Tai chi practice in the workplace can improve functional fitness and feelings
of well-being, according to a study published in Work: A Journal of Prevention, Assessment and Rehabilitation (2009; 34 [3], 331–38). Researchers from York University, Toronto, studied the effects of a workplace tai chi program on physical fitness and well-being among female university employees who used computers. Fifty-two subjects participated in two 50-minute tai chi classes per week for
12 weeks. Pre- and post-program fitness assessments included resting heart rate, resting blood pressure, body composition, musculoskeletal fitness and back fitness. Researchers also assessed baseline and post-training psychological
well-being using the Perceived Stress Scale.

Data analysis showed that tai chi class participants improved resting
heart rate, waist circumference and hand grip strength, as well as psychological well-being.

Study authors recommended tai chi practice as an economic, effective and convenient workplace intervention.
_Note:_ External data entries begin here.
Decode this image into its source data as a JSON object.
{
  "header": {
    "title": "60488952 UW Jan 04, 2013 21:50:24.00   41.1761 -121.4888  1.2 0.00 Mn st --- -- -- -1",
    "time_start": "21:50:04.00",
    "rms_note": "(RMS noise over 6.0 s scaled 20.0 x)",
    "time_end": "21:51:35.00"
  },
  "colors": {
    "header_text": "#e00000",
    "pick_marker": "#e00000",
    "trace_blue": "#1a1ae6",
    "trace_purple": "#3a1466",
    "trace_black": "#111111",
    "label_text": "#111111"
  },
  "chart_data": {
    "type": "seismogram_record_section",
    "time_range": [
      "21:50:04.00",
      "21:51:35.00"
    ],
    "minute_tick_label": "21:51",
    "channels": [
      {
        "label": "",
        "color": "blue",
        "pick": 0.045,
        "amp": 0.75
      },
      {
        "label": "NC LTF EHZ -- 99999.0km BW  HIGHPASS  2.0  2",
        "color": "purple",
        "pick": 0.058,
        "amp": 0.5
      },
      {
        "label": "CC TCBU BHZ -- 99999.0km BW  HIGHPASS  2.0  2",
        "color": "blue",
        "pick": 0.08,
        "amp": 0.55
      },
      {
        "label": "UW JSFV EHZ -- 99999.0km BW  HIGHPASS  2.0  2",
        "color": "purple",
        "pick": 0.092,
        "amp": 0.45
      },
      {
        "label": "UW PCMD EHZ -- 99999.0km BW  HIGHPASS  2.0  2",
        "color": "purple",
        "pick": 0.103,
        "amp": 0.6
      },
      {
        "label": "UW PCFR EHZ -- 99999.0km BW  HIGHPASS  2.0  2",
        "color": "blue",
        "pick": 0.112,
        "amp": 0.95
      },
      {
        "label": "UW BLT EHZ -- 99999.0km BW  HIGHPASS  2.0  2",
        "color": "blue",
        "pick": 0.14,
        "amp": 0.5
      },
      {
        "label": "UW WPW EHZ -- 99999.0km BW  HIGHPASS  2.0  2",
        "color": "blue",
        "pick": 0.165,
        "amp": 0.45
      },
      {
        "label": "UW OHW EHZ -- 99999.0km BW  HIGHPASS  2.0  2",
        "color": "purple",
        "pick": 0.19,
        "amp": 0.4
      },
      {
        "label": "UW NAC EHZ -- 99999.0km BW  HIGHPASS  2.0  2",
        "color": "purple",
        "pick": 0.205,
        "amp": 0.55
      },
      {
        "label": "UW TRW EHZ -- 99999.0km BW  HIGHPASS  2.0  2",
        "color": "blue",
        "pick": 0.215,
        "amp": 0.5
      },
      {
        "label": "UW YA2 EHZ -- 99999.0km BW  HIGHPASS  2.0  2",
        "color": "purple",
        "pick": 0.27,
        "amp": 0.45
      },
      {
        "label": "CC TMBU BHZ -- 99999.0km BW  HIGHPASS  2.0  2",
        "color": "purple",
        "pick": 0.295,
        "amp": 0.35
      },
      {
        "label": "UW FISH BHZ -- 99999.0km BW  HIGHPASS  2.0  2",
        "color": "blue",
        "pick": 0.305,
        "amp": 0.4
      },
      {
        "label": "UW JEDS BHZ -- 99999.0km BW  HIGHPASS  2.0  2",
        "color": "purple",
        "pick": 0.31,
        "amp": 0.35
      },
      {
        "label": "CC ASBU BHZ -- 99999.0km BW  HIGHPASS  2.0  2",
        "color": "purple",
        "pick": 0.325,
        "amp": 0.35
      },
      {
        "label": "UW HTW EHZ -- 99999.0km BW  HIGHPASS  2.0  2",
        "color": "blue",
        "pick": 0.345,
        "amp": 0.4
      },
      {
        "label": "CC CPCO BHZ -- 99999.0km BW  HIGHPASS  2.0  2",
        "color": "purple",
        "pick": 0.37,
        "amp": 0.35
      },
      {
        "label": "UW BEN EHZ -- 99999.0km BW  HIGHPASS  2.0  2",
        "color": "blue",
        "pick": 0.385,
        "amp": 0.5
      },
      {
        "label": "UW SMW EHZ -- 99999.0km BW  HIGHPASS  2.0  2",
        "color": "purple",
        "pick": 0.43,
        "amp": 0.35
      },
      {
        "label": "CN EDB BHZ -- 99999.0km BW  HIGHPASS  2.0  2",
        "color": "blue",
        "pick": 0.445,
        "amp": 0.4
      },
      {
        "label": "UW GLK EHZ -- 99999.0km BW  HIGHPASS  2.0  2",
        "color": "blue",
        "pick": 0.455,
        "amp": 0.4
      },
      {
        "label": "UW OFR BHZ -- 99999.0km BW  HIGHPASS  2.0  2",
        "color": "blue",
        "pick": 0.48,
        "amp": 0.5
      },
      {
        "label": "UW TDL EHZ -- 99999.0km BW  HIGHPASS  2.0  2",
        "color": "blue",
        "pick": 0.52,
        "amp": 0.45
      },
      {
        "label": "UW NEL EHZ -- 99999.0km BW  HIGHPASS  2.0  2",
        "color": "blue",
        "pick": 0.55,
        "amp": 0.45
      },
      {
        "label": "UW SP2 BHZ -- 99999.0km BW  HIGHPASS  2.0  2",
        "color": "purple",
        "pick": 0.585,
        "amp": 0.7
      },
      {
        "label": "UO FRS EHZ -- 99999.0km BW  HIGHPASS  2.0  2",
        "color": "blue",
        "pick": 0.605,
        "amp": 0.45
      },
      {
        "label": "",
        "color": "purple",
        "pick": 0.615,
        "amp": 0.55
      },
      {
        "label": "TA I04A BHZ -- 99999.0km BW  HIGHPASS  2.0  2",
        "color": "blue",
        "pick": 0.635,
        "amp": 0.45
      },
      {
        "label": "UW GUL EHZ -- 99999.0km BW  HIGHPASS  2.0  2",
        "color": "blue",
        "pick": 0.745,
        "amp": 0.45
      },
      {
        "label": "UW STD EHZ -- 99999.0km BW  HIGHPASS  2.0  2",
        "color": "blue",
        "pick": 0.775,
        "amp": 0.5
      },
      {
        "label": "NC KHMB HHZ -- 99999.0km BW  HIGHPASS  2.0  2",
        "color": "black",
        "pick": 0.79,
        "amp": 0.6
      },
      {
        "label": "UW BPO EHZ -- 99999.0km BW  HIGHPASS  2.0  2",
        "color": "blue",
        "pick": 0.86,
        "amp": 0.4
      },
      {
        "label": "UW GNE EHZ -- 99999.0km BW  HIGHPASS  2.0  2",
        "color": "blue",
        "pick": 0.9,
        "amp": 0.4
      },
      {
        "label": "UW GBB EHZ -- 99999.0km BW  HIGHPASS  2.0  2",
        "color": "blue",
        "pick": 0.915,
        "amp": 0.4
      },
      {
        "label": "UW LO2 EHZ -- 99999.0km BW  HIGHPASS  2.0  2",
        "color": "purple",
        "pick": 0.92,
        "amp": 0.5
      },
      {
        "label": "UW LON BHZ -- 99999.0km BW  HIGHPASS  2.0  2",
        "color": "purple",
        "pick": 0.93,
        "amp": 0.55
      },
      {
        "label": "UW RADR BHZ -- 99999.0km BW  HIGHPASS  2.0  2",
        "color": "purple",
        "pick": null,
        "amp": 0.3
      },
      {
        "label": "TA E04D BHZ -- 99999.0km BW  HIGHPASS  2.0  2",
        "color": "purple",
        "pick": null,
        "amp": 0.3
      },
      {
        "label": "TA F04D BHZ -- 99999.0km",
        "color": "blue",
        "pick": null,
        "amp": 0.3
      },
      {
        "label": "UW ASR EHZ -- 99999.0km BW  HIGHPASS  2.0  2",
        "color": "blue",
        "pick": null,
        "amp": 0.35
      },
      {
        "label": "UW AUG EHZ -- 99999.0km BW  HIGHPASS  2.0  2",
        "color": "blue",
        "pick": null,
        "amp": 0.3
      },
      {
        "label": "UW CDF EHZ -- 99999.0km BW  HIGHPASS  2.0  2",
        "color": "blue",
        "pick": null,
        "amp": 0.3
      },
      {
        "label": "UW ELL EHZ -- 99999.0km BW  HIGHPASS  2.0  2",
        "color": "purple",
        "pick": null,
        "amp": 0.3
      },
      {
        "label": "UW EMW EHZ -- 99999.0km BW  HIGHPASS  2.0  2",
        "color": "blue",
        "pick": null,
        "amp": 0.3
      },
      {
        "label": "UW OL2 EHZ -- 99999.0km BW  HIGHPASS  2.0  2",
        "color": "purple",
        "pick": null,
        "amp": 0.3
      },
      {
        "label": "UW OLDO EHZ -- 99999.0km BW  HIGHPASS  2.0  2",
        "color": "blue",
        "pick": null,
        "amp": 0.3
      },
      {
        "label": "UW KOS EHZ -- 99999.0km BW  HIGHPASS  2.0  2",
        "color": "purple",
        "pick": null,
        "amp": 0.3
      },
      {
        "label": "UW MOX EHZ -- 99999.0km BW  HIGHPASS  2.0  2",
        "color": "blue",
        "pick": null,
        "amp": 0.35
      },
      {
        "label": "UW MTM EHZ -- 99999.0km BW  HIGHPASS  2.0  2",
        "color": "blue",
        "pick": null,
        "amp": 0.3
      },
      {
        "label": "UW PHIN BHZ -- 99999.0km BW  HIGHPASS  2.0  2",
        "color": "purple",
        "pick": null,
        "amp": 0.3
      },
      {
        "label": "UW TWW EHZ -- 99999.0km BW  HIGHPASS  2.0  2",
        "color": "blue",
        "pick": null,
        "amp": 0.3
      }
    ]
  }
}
Research limitations included the small
sample size, lack of randomization and lack of a control group.